When I lectured on female reproductive histology last year, I inadvertently left out slides 21-33! So I put together a summary of the important points on those slides.
Please let me know if you have any questions. This stuff can be a little tricky until you get the hang of it – so don’t be shy, ask away. I love questions.
Slides 21-23 cover ovulation. At around day 12 of the menstrual cycle, estrogen (produced by the developing ovarian follicles) reaches its peak. This triggers release of massive amounts of LH (the “LH surge“) from the anterior pituitary. LH causes the Graafian follicle to move to the surface of the ovary and release its little oocyte into the world. This oocyte release is called ovulation, and it happens around the midpoint of the cycle (about day 14).
Slides 24-28 cover the corpus luteum. After it releases its oocyte, the Graafian follicle is called the corpus luteum. Under the influence of LH (we’re still in the LH surge), its granulosa and theca interna cells turn into granulosa lutein and theca lutein cells, respectively – and both cell types make estrogen and progesterone. The progesterone is particularly important because it stimulates growth of uterine glands, so that if the oocyte is fertilized, it has a nice cushy uterine lining to land on.
The corpus luteum hangs around for the remainder of the menstrual cycle, and if no fertilization occurs, it involutes (shrinks) and becomes a tiny white scar, called the corpus albicans. If fertilization does occur, the corpus luteum sticks around for the first trimester of the pregnancy, and then hangs it up and becomes the corpus albicans.
Slides 29-31 cover the endometrium. The uterus is composed of two layers:
- Myometrium: smooth muscle, makes up the bulk of the uterus

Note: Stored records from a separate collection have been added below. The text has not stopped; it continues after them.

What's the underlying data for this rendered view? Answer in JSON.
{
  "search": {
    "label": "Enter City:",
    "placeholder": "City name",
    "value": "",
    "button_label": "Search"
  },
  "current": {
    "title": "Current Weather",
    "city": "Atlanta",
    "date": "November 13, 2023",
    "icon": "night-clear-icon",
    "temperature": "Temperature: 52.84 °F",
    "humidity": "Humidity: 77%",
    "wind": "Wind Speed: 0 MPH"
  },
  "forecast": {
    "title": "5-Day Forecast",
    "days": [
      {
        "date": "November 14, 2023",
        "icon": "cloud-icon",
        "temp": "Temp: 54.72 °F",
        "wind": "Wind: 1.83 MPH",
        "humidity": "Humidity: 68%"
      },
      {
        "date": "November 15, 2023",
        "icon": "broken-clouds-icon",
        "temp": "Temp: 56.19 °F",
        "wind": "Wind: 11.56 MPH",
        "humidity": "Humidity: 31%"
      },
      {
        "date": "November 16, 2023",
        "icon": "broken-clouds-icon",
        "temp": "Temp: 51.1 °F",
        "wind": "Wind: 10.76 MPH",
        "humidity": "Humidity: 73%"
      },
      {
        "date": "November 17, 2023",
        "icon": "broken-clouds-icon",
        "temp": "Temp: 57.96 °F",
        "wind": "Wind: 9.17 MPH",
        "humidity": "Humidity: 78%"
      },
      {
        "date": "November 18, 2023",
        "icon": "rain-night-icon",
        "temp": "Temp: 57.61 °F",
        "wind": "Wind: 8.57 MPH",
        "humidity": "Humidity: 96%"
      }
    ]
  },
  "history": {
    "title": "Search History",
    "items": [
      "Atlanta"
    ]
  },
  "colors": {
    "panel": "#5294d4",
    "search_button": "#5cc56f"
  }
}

- Endometrium: glandular tissue, forms the lining of the uterus
The endometrial glands are divided into two zones:
- Functionalis (at the top): glands in this region change during the menstrual cycle (they become longer and more tortuous during the second half of the cycle), and if no fertilization occurs, they become necrotic and are sloughed off during menstruation.
- Basalis (at the bottom): glands in this region don’t change during the menstrual cycle; their job is to replenish the functionalis after menstruation.
Here’s a simple little self-study thing I put together on the nephron. It just asks you to name stuff, and recall what things look like – let me know if you think it’s useful.
Here’s the drawing I referred to in our lecture on the respiratory system. It shows how the wall of the respiratory passageways changes as you go from bronchi to alveoli. There are three versions, so you can use it fully labeled, partially labeled, or unlabeled, however it suits you best. Let me know if you find it useful – if so, I’ll make more 🙂
Labeled with passageways only:
The scores for exam 2 are final, and are now posted in Canvas. You did really well – the mean was 92% (or 44 out of 48 points). I gave everyone credit for the question that was a blend of two questions. I apologize for that error – it slipped right under my radar.
If you want to see the questions you got wrong, your exam 2 results are now available in your exam portal (here’s a post about how to view your exam results in case you’ve forgotten).
Let me know if you have any questions!